- LISTED ENTRIES -
<<<<

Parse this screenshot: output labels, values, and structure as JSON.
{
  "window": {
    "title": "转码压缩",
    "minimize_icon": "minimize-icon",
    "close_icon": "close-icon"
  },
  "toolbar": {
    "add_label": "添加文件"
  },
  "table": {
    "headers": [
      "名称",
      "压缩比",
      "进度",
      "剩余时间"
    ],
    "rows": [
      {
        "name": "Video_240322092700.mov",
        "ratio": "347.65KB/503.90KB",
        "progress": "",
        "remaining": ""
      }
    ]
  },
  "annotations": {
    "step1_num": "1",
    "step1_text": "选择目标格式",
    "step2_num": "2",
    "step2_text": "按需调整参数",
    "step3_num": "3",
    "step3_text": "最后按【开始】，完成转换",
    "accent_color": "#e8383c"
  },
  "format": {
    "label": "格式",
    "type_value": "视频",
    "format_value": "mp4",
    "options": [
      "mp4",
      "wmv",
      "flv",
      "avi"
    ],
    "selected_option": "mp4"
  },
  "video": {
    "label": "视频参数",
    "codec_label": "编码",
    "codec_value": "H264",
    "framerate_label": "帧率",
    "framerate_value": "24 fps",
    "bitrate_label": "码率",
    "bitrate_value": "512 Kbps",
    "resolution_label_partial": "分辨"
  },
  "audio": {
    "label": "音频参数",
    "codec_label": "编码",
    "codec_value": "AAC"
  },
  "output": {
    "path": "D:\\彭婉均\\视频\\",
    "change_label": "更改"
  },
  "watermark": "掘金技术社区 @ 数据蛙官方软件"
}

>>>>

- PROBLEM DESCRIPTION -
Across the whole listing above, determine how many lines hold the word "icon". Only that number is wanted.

- PROBLEM SOLUTION -
2